read more

Email’s Evolution Allows Seamless Communications on Multiple Devices

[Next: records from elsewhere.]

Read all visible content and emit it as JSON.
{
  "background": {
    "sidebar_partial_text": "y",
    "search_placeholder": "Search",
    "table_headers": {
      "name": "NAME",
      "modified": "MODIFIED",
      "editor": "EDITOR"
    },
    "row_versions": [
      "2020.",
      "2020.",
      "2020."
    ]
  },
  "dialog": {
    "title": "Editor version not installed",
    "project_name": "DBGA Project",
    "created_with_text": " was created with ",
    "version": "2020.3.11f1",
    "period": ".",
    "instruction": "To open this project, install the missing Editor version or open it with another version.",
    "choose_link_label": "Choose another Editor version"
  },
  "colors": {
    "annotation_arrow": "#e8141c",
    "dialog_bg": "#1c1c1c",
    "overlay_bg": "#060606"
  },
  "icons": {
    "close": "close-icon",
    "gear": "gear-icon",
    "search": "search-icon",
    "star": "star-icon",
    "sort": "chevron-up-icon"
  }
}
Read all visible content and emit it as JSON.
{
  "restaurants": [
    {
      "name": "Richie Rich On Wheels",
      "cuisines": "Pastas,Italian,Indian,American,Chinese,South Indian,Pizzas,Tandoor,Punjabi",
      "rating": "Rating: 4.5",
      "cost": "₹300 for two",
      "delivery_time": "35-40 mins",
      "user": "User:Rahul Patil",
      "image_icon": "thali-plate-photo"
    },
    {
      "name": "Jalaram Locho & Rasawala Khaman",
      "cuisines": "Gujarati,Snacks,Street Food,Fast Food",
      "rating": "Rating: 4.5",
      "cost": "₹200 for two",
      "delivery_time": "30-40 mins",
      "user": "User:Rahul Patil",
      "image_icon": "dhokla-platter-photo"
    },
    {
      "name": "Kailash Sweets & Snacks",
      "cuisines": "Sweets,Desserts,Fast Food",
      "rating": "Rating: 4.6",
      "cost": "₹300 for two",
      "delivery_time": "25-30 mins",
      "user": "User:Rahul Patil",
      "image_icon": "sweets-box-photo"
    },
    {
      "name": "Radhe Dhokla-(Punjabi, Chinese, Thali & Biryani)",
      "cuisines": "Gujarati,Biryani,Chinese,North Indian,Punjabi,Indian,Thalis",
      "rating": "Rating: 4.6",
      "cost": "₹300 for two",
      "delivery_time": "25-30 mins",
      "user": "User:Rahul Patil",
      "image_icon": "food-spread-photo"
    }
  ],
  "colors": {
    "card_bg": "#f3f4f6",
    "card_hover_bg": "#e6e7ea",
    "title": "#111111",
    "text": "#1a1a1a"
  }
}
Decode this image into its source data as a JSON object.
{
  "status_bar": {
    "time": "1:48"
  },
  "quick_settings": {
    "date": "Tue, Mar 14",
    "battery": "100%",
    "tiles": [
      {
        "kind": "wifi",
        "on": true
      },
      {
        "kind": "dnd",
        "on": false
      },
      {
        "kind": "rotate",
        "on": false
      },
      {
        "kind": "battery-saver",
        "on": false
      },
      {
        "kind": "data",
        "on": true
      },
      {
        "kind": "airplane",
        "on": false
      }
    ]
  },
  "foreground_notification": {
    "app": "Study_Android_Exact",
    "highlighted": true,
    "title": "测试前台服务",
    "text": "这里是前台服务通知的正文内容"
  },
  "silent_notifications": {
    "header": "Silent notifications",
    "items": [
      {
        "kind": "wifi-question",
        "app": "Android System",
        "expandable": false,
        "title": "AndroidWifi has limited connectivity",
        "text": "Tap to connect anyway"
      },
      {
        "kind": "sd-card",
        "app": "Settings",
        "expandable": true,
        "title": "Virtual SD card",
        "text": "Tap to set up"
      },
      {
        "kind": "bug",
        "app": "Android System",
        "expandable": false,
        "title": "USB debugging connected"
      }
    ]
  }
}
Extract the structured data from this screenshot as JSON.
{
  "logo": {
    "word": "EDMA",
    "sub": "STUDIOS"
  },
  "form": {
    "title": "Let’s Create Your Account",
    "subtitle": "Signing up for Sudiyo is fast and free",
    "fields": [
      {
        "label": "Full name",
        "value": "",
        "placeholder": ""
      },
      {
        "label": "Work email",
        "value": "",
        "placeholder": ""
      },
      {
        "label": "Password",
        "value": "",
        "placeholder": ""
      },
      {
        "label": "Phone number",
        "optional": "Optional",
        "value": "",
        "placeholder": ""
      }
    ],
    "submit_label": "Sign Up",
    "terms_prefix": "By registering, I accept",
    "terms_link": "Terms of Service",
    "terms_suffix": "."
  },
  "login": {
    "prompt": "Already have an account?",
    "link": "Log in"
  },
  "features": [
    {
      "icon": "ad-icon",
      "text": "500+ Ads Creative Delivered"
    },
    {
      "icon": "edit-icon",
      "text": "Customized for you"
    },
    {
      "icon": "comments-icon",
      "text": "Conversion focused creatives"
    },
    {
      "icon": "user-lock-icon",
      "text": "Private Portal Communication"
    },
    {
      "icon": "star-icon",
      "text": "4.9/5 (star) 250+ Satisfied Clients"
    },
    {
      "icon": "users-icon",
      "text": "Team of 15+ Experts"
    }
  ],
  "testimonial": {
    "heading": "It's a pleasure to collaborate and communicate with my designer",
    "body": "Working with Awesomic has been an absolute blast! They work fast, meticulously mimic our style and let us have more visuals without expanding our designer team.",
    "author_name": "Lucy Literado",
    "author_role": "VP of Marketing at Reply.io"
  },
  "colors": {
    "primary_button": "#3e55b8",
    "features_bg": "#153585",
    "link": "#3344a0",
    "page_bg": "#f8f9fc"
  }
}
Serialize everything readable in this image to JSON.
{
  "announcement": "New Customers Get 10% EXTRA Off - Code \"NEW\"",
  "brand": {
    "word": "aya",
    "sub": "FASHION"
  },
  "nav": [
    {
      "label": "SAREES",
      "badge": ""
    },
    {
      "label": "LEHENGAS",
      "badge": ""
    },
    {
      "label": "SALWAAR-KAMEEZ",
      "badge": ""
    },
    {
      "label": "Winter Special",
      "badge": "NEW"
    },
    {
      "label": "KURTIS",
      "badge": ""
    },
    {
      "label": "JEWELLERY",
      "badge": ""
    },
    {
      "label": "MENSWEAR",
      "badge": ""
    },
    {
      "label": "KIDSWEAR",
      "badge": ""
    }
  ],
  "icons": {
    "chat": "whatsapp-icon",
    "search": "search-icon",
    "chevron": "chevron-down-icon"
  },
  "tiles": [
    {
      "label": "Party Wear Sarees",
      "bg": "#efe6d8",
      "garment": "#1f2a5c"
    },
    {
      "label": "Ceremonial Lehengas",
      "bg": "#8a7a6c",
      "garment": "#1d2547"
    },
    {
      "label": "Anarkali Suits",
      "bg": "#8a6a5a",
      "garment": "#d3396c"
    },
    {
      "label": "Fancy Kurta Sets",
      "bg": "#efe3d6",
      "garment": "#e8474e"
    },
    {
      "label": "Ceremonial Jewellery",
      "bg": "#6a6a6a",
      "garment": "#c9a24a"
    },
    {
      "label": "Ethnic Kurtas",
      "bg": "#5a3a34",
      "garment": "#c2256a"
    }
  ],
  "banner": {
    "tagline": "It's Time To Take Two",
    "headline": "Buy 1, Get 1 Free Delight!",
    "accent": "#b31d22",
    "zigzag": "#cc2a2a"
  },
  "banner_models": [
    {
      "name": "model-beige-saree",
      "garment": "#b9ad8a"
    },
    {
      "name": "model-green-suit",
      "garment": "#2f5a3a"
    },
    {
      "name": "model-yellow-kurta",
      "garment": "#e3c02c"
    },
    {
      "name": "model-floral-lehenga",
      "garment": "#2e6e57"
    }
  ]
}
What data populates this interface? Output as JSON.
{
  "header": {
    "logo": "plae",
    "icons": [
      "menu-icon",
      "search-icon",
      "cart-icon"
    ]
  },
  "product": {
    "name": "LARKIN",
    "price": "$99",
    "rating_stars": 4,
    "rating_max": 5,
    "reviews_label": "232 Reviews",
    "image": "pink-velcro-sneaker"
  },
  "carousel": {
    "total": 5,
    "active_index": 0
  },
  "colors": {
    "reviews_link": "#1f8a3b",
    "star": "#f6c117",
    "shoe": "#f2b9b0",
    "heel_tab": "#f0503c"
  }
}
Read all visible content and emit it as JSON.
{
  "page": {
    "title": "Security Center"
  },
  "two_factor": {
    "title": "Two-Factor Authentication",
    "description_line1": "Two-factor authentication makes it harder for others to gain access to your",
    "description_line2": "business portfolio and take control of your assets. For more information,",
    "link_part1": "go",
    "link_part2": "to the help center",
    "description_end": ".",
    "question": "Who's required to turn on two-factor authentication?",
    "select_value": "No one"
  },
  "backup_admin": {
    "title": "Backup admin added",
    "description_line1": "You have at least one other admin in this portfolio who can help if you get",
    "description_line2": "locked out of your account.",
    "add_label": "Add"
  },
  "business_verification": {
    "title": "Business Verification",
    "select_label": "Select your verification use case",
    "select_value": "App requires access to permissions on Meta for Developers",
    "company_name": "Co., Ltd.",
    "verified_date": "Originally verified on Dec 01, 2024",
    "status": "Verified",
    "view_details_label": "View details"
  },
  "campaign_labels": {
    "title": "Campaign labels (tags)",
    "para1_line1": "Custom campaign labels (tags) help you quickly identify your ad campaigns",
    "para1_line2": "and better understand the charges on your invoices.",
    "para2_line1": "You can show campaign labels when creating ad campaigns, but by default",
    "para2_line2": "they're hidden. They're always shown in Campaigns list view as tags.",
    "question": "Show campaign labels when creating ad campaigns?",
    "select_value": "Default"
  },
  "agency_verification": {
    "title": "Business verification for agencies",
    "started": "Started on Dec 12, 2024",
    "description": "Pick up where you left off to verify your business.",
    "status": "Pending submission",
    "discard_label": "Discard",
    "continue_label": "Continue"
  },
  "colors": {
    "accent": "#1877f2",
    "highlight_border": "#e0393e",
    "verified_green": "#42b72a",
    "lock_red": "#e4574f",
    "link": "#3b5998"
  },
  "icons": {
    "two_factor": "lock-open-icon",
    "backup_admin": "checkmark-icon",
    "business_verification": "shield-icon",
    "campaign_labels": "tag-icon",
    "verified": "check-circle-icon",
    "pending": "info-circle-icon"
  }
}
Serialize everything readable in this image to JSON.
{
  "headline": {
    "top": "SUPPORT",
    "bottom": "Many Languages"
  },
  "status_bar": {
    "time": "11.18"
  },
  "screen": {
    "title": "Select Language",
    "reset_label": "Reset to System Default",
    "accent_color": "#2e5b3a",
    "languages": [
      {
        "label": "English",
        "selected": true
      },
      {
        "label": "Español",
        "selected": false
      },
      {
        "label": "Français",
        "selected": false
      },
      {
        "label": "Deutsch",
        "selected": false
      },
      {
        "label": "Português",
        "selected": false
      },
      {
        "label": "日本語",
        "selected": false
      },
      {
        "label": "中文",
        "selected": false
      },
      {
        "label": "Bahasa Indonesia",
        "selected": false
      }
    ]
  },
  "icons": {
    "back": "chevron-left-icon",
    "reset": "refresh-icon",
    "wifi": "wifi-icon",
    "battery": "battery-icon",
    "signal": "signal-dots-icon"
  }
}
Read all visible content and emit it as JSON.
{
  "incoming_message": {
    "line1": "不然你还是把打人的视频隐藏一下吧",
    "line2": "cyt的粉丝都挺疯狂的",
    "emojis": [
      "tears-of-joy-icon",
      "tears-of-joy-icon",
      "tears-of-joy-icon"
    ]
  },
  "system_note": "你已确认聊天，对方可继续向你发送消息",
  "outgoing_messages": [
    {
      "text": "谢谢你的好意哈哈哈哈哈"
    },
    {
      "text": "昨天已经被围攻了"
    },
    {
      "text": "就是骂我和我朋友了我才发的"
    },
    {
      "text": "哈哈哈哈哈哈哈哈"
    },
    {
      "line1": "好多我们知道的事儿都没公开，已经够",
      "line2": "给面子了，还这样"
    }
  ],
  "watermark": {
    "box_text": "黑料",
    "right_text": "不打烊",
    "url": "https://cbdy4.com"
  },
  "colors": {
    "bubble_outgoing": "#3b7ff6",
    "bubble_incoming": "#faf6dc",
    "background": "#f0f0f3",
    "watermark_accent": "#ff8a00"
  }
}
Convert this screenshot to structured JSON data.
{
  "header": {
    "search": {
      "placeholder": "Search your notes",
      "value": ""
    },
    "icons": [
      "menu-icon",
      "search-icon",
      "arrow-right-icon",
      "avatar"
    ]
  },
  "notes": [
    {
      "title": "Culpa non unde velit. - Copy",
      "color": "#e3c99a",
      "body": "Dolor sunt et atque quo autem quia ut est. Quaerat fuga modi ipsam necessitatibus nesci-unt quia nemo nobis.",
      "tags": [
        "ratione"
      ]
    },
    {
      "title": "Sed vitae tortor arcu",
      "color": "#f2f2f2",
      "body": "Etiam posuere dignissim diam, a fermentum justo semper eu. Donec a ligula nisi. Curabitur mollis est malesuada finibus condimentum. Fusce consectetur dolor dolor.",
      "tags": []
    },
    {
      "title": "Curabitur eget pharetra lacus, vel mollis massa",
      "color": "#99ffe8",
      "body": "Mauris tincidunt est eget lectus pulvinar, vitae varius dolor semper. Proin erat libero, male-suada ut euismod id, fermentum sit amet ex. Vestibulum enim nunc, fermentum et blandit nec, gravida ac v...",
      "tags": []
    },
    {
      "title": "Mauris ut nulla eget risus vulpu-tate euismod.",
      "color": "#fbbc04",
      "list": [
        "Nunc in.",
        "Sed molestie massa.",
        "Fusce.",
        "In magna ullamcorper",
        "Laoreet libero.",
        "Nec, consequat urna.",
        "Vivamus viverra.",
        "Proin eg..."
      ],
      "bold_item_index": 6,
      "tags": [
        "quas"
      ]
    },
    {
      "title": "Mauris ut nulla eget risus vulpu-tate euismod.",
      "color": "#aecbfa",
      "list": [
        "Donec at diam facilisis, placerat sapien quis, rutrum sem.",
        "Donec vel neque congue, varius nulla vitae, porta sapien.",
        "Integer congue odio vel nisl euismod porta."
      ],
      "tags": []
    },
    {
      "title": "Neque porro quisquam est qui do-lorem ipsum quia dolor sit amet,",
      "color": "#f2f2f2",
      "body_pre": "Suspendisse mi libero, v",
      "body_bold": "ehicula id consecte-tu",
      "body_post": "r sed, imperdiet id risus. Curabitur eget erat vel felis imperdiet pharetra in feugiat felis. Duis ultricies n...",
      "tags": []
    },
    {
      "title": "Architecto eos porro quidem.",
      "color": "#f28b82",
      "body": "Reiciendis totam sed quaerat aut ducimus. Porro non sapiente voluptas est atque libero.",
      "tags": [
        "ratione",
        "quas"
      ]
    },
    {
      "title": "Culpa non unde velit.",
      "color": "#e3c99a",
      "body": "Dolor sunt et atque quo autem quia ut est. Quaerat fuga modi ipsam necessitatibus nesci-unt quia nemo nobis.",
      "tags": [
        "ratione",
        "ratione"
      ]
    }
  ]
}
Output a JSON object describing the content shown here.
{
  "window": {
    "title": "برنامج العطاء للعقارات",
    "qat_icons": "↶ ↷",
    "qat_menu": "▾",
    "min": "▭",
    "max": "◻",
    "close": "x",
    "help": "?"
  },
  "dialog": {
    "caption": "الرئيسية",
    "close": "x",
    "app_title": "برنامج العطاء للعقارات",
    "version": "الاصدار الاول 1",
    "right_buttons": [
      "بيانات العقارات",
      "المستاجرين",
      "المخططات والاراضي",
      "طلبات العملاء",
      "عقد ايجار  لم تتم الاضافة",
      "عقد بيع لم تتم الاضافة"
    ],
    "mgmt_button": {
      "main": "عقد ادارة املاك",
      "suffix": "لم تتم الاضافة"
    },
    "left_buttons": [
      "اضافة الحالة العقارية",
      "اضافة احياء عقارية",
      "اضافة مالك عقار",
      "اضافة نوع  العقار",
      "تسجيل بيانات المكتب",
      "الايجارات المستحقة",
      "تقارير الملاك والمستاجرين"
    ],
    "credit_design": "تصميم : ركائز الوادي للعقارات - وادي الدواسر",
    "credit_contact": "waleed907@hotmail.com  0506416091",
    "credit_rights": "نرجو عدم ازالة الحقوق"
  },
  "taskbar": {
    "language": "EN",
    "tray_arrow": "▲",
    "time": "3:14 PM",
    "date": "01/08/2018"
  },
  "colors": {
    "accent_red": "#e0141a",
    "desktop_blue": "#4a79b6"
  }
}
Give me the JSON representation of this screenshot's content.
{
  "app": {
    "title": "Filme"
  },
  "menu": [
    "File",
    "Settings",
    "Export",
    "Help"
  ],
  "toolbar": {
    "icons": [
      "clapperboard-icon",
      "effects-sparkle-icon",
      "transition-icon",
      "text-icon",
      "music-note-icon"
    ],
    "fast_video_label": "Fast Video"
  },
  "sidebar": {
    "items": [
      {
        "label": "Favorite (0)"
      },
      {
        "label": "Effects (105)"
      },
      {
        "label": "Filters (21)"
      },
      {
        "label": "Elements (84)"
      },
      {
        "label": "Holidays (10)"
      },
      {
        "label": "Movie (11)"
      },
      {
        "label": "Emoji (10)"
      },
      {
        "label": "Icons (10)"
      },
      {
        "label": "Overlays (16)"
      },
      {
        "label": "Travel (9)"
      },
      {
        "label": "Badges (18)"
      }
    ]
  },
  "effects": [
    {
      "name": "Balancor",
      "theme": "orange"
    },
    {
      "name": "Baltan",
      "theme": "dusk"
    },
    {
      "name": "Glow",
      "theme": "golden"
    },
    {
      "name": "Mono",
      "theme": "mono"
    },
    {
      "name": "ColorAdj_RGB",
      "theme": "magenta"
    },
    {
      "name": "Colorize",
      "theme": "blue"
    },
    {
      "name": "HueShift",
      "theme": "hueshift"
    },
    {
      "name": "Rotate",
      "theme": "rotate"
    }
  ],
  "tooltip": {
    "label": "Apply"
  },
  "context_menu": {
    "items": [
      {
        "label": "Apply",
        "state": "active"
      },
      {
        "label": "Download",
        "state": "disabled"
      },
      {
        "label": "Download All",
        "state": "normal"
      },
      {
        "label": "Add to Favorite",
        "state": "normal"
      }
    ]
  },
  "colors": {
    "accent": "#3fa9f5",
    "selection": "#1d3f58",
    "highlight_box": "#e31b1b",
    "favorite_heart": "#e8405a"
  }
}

  I have no idea how many times I check my email each day. Whether from my phone, laptop or desktop, I use email most from within a few moments of waking up to right before I go to sleep. It’s become something of an addiction, but I also get a couple hundred emails each day, making it necessary to stay on top of the rush. Recently, I helped a friend set up Microsoft Outlook on her laptop. Outlook is a powerful application that helps control email, calendar, contacts and more. It’s called a “third-party” or “desktop” application because it must be installed on your computer. While setting up her accounts in Outlook, one of the most important questions that came up was whether to use POP or IMAP methods of retrieving email. There are sharp differences between the two. POP stands for Post Office Protocol and allows an email client to grab emails from a remote server over an Internet connection. You can think of POP email as a one-way email system. In other words, when you use POP to get your email, you are going from your device to the email server, capturing the email and pulling it onto your local machine. If you were to leave the message on the server by setting the POP preferences to do so, you could use a different POP application or device to retrieve the same message. However, the inherent problem with POP is that multiple devices don’t know what each other has done with the retrieved message. For example, if you use your phone to read a message and reply, and then move to your laptop, the laptop application has no idea that you ever replied or if the message was read. These problems spurred the invention of a different email method called IMAP, or Internet Message Access Protocol. IMAP has become readily available for most email applications. It’s a two-way email retrieval system, which means email applications leave the message on the server by default, and changes are noted for all devices. If you were to read a message on your mobile phone and reply using IMAP, when you came to your laptop, you would see the same message noted as read and replied to. It’s a much more efficient and organized way to deal with email across multiple applications and devices. As I explained this to my friend while setting up her Outlook, she was convinced IMAP email was a more dynamic, functional way to use email. I couldn’t agree more. You typically have both choices when setting up any email system including Outlook, Gmail, Yahoo and more. Every system is a little different, so you should think about what makes sense for your specific situation before you jump into one method or the other. [Originally published in The Coloradoan on...

read more